Sainsbury's and Asda merger: the key facts and figures

Tuesday, 01 May, 2018

BLM takes a look at the key facts that show the potential implications of this important deal. Sainsbury's confirmed on Saturday that it and Walmart, the world's largest retailer, were in advanced discussions regarding a combination of the Sainsbury's and Asda businesses, the UK's No 2 and 3 grocers.

By merging, Sainsbury's and Asda now have 31.4% of the market with the now next biggest retailer, Tesco, being knocked from the top spot to holding a 27.6% market share. Combined revenue for the two businesses hit £51 billion (roughly $71 billion) a year ago. As a value supermarket, Asda has been under significant pressure as the German discounters have grown their market share.
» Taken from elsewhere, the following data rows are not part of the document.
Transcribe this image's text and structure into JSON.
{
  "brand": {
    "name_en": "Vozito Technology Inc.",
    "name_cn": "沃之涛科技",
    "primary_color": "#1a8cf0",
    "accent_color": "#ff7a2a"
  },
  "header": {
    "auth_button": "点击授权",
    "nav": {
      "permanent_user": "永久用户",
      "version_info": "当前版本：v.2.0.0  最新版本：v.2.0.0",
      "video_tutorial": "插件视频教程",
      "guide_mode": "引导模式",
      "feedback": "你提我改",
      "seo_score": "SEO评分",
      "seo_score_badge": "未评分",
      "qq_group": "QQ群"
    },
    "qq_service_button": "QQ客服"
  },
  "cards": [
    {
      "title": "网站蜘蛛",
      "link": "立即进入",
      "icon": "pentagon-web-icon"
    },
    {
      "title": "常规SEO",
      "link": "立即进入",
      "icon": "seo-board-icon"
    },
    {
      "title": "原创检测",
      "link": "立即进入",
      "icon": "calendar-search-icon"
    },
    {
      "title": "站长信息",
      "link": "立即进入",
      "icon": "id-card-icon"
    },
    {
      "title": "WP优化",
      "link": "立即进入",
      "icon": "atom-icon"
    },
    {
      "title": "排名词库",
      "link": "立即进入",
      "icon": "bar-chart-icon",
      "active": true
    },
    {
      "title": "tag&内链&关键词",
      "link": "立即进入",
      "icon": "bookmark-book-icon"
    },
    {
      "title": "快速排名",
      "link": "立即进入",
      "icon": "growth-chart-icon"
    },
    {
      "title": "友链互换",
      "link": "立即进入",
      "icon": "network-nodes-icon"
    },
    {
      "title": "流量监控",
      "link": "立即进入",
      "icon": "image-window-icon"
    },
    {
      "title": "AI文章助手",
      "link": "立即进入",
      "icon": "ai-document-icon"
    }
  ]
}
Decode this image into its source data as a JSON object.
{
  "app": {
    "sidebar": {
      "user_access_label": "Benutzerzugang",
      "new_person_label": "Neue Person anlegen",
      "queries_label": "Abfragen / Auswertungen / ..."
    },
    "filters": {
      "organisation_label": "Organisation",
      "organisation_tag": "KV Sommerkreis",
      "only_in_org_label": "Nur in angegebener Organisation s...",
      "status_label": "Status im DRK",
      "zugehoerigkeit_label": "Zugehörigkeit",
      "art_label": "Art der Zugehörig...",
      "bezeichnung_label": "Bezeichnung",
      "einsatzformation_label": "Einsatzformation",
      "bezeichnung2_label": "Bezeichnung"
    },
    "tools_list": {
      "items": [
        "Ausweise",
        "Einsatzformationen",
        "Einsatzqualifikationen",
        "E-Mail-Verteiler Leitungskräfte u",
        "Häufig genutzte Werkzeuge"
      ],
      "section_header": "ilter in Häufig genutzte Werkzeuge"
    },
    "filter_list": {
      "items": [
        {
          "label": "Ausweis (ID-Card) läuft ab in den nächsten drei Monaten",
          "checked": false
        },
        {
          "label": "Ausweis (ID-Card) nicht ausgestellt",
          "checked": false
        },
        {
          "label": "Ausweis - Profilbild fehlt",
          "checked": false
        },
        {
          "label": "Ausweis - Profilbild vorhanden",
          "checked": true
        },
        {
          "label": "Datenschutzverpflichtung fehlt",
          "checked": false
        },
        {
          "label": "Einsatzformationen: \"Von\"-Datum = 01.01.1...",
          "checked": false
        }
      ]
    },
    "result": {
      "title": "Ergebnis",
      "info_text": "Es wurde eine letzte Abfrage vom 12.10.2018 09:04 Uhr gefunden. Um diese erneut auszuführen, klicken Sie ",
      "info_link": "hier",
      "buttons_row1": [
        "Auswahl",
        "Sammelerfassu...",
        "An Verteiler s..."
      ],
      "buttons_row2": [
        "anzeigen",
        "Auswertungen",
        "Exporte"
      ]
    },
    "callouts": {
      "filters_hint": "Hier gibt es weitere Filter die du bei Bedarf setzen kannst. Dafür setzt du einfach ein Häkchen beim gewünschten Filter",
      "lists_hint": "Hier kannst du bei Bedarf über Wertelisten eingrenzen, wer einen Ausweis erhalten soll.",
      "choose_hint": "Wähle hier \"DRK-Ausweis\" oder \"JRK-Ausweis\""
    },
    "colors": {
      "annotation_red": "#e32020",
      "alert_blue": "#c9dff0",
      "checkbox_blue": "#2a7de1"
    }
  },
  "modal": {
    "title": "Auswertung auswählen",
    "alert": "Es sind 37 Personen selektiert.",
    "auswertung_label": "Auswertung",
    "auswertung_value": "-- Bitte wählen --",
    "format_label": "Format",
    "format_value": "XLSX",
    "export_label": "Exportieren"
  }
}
The UK Competition and Markets Authority previous year approved Tesco's takeover of wholesaler Booker, saying the deal would not reduce competition in the sector, which is known for its razor-thin margins and frequent price wars.

With a market share of this size, it would without doubt raise concerns and certainly trigger a competition investigation.

The second largest chain of supermarkets in the United Kingdom, J Sainsbury Plc announced that it is planning to acquire Walmart Inc's Asda for $10 billion.

Sainsbury's said that, with the added scale, the combined company expects to lower prices by 10% on numerous products that customers buy regularly.

Instead, he said cost savings of at least £500m would allow the new group, which will account for almost £1 in every three £3 spent on groceries, to reduce prices by a tenth on many "everyday items".

Britain's Competition and Markets Authority (CMA) said it was likely to review the deal, which some analysts doubted would pass without a major divestment of overlapping stores. Even after factoring in 750 million pounds of integration costs and extra capital spending, Sainsbury's makes a 12 percent return on its investment, based on Asda's 2017 operating profit of 720 million pounds. Those cut costs will be handed on to consumers.

Both Asda and Sainsbury have struggled in sales growth and that has weighed on the ability of them to get less expensive deals with their suppliers.

The merger will result in falling prices at both Sainsbury's and Asda.

"The proposed merger should be investigated by the Competition and Markets Authority as a matter of urgency". Coupe said. Following the merger, Argos will open outlets within Asda stores, the firms said.

The combination joins Asda's strong presence in northern England with Sainsbury's larger operation in the south, creating a company with more than 2,800 stores across the country and 51 billion pounds of annual revenue.

He vowed to ensure that the deal also benefits the supermarkets' suppliers, who often complain of being squeezed on price.

A lot of people see Asda as being more affordable for them than Sainsbury's.

John Colley, professor at Warwick Business School, believes that jobs will be lost. The U.K. grocery market in recent years has been locked in aggressive price wars that have trimmed retailer margins.